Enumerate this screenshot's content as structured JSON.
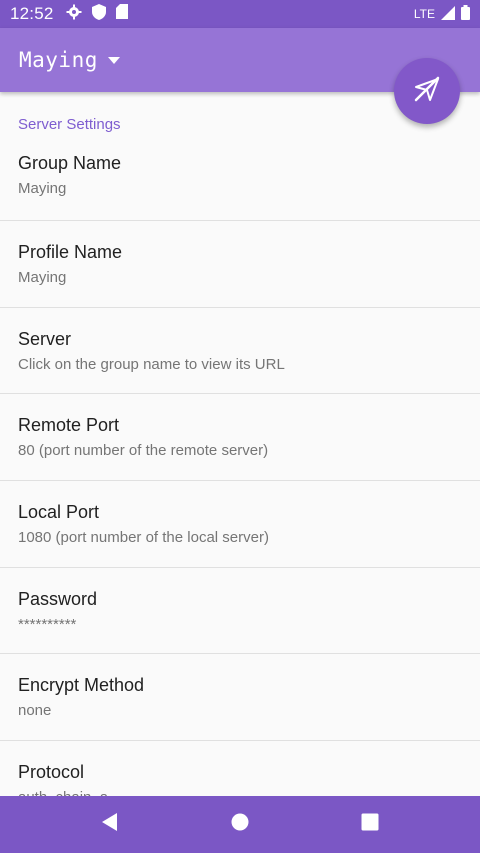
{
  "status_bar": {
    "time": "12:52",
    "network": "LTE",
    "icons": [
      "settings-icon",
      "shield-icon",
      "sd-card-icon",
      "signal-icon",
      "battery-icon"
    ]
  },
  "app_bar": {
    "title": "Maying",
    "dropdown_icon": "dropdown-arrow-icon"
  },
  "fab": {
    "icon": "disconnected-plane-icon"
  },
  "settings": {
    "section_header": "Server Settings",
    "items": [
      {
        "title": "Group Name",
        "summary": "Maying"
      },
      {
        "title": "Profile Name",
        "summary": "Maying"
      },
      {
        "title": "Server",
        "summary": "Click on the group name to view its URL"
      },
      {
        "title": "Remote Port",
        "summary": "80 (port number of the remote server)"
      },
      {
        "title": "Local Port",
        "summary": "1080 (port number of the local server)"
      },
      {
        "title": "Password",
        "summary": "**********"
      },
      {
        "title": "Encrypt Method",
        "summary": "none"
      },
      {
        "title": "Protocol",
        "summary": "auth_chain_a"
      }
    ]
  },
  "nav_bar": {
    "icons": [
      "back-icon",
      "home-icon",
      "recents-icon"
    ]
  },
  "colors": {
    "status_bar": "#7b57c5",
    "app_bar": "#9674d6",
    "accent": "#7e5dd0",
    "fab": "#8258c9",
    "nav_bar": "#7b57c5"
  }
}
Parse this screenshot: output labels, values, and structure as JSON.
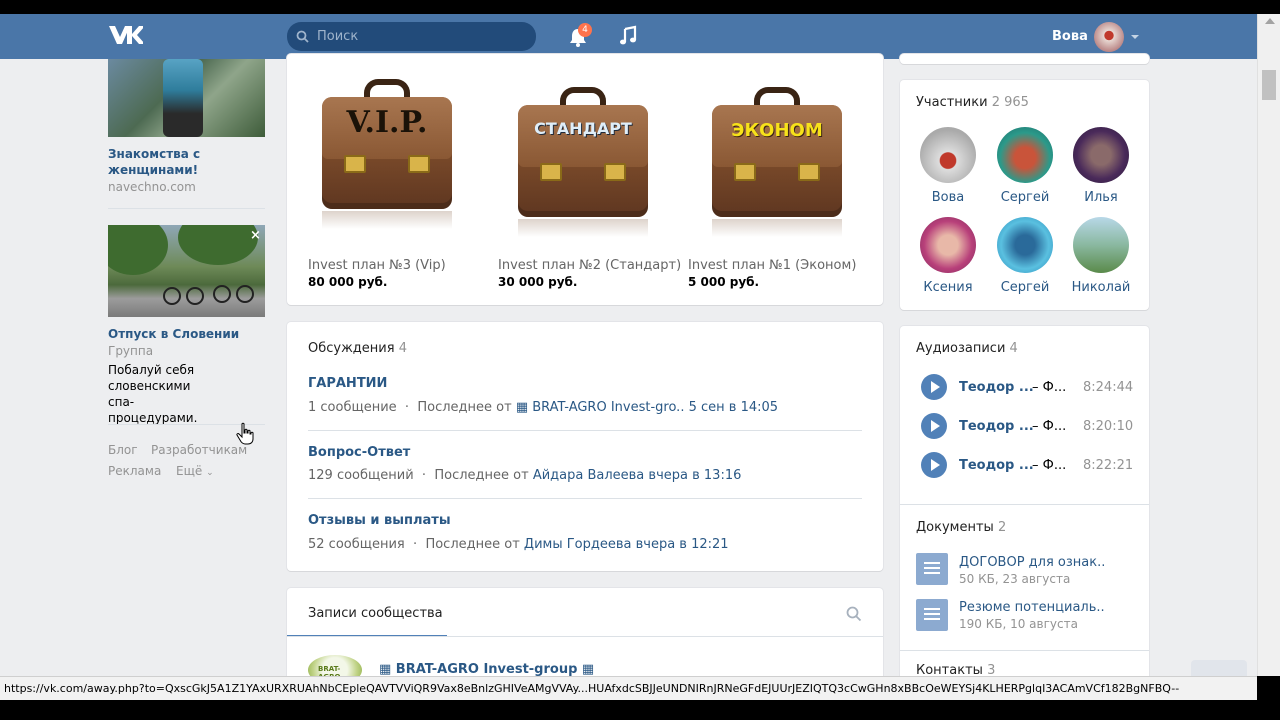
{
  "header": {
    "search_placeholder": "Поиск",
    "notification_count": "4",
    "user_name": "Вова"
  },
  "left_ads": {
    "ad1": {
      "title": "Знакомства с женщинами!",
      "domain": "navechno.com"
    },
    "ad2": {
      "title": "Отпуск в Словении",
      "type": "Группа",
      "text": "Побалуй себя словенскими спа-процедурами.",
      "close": "×"
    },
    "footer": {
      "blog": "Блог",
      "dev": "Разработчикам",
      "ads": "Реклама",
      "more": "Ещё"
    }
  },
  "plans": [
    {
      "label": "V.I.P.",
      "name": "Invest план №3 (Vip)",
      "price": "80 000 руб."
    },
    {
      "label": "СТАНДАРТ",
      "name": "Invest план №2 (Стандарт)",
      "price": "30 000 руб."
    },
    {
      "label": "ЭКОНОМ",
      "name": "Invest план №1 (Эконом)",
      "price": "5 000 руб."
    }
  ],
  "discussions": {
    "title": "Обсуждения",
    "count": "4",
    "topics": [
      {
        "title": "ГАРАНТИИ",
        "count": "1 сообщение",
        "last_prefix": "Последнее от",
        "last_author": "▦ BRAT-AGRO Invest-gro..",
        "last_time": "5 сен в 14:05"
      },
      {
        "title": "Вопрос-Ответ",
        "count": "129 сообщений",
        "last_prefix": "Последнее от",
        "last_author": "Айдара Валеева",
        "last_time": "вчера в 13:16"
      },
      {
        "title": "Отзывы и выплаты",
        "count": "52 сообщения",
        "last_prefix": "Последнее от",
        "last_author": "Димы Гордеева",
        "last_time": "вчера в 12:21"
      }
    ]
  },
  "wall": {
    "tab": "Записи сообщества",
    "post_author": "▦ BRAT-AGRO Invest-group ▦",
    "logo_text": "BRAT-AGRO"
  },
  "members": {
    "title": "Участники",
    "count": "2 965",
    "list": [
      {
        "name": "Вова"
      },
      {
        "name": "Сергей"
      },
      {
        "name": "Илья"
      },
      {
        "name": "Ксения"
      },
      {
        "name": "Сергей"
      },
      {
        "name": "Николай"
      }
    ]
  },
  "audio": {
    "title": "Аудиозаписи",
    "count": "4",
    "tracks": [
      {
        "artist": "Теодор ...",
        "title": "– Ф...",
        "duration": "8:24:44"
      },
      {
        "artist": "Теодор ...",
        "title": "– Ф...",
        "duration": "8:20:10"
      },
      {
        "artist": "Теодор ...",
        "title": "– Ф...",
        "duration": "8:22:21"
      }
    ]
  },
  "documents": {
    "title": "Документы",
    "count": "2",
    "list": [
      {
        "name": "ДОГОВОР для ознак..",
        "meta": "50 КБ, 23 августа"
      },
      {
        "name": "Резюме потенциаль..",
        "meta": "190 КБ, 10 августа"
      }
    ]
  },
  "contacts": {
    "title": "Контакты",
    "count": "3"
  },
  "statusbar": "https://vk.com/away.php?to=QxscGkJ5A1Z1YAxURXRUAhNbCEpleQAVTVViQR9Vax8eBnlzGHIVeAMgVVAy...HUAfxdcSBJJeUNDNIRnJRNeGFdEJUUrJEZIQTQ3cCwGHn8xBBcOeWEYSj4KLHERPglqI3ACAmVCf182BgNFBQ--"
}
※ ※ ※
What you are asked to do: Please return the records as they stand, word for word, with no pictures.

Response to the task:
Enumerate this screenshot's content as structured JSON.
{
  "status_bar": {
    "time": "12:52",
    "network": "LTE",
    "icons": [
      "settings-icon",
      "shield-icon",
      "sd-card-icon",
      "signal-icon",
      "battery-icon"
    ]
  },
  "app_bar": {
    "title": "Maying",
    "dropdown_icon": "dropdown-arrow-icon"
  },
  "fab": {
    "icon": "disconnected-plane-icon"
  },
  "settings": {
    "section_header": "Server Settings",
    "items": [
      {
        "title": "Group Name",
        "summary": "Maying"
      },
      {
        "title": "Profile Name",
        "summary": "Maying"
      },
      {
        "title": "Server",
        "summary": "Click on the group name to view its URL"
      },
      {
        "title": "Remote Port",
        "summary": "80 (port number of the remote server)"
      },
      {
        "title": "Local Port",
        "summary": "1080 (port number of the local server)"
      },
      {
        "title": "Password",
        "summary": "**********"
      },
      {
        "title": "Encrypt Method",
        "summary": "none"
      },
      {
        "title": "Protocol",
        "summary": "auth_chain_a"
      }
    ]
  },
  "nav_bar": {
    "icons": [
      "back-icon",
      "home-icon",
      "recents-icon"
    ]
  },
  "colors": {
    "status_bar": "#7b57c5",
    "app_bar": "#9674d6",
    "accent": "#7e5dd0",
    "fab": "#8258c9",
    "nav_bar": "#7b57c5"
  }
}
Parse this screenshot: output labels, values, and structure as JSON.
{
  "header": {
    "search_placeholder": "Поиск",
    "notification_count": "4",
    "user_name": "Вова"
  },
  "left_ads": {
    "ad1": {
      "title": "Знакомства с женщинами!",
      "domain": "navechno.com"
    },
    "ad2": {
      "title": "Отпуск в Словении",
      "type": "Группа",
      "text": "Побалуй себя словенскими спа-процедурами.",
      "close": "×"
    },
    "footer": {
      "blog": "Блог",
      "dev": "Разработчикам",
      "ads": "Реклама",
      "more": "Ещё"
    }
  },
  "plans": [
    {
      "label": "V.I.P.",
      "name": "Invest план №3 (Vip)",
      "price": "80 000 руб."
    },
    {
      "label": "СТАНДАРТ",
      "name": "Invest план №2 (Стандарт)",
      "price": "30 000 руб."
    },
    {
      "label": "ЭКОНОМ",
      "name": "Invest план №1 (Эконом)",
      "price": "5 000 руб."
    }
  ],
  "discussions": {
    "title": "Обсуждения",
    "count": "4",
    "topics": [
      {
        "title": "ГАРАНТИИ",
        "count": "1 сообщение",
        "last_prefix": "Последнее от",
        "last_author": "▦ BRAT-AGRO Invest-gro..",
        "last_time": "5 сен в 14:05"
      },
      {
        "title": "Вопрос-Ответ",
        "count": "129 сообщений",
        "last_prefix": "Последнее от",
        "last_author": "Айдара Валеева",
        "last_time": "вчера в 13:16"
      },
      {
        "title": "Отзывы и выплаты",
        "count": "52 сообщения",
        "last_prefix": "Последнее от",
        "last_author": "Димы Гордеева",
        "last_time": "вчера в 12:21"
      }
    ]
  },
  "wall": {
    "tab": "Записи сообщества",
    "post_author": "▦ BRAT-AGRO Invest-group ▦",
    "logo_text": "BRAT-AGRO"
  },
  "members": {
    "title": "Участники",
    "count": "2 965",
    "list": [
      {
        "name": "Вова"
      },
      {
        "name": "Сергей"
      },
      {
        "name": "Илья"
      },
      {
        "name": "Ксения"
      },
      {
        "name": "Сергей"
      },
      {
        "name": "Николай"
      }
    ]
  },
  "audio": {
    "title": "Аудиозаписи",
    "count": "4",
    "tracks": [
      {
        "artist": "Теодор ...",
        "title": "– Ф...",
        "duration": "8:24:44"
      },
      {
        "artist": "Теодор ...",
        "title": "– Ф...",
        "duration": "8:20:10"
      },
      {
        "artist": "Теодор ...",
        "title": "– Ф...",
        "duration": "8:22:21"
      }
    ]
  },
  "documents": {
    "title": "Документы",
    "count": "2",
    "list": [
      {
        "name": "ДОГОВОР для ознак..",
        "meta": "50 КБ, 23 августа"
      },
      {
        "name": "Резюме потенциаль..",
        "meta": "190 КБ, 10 августа"
      }
    ]
  },
  "contacts": {
    "title": "Контакты",
    "count": "3"
  },
  "statusbar": "https://vk.com/away.php?to=QxscGkJ5A1Z1YAxURXRUAhNbCEpleQAVTVViQR9Vax8eBnlzGHIVeAMgVVAy...HUAfxdcSBJJeUNDNIRnJRNeGFdEJUUrJEZIQTQ3cCwGHn8xBBcOeWEYSj4KLHERPglqI3ACAmVCf182BgNFBQ--"
}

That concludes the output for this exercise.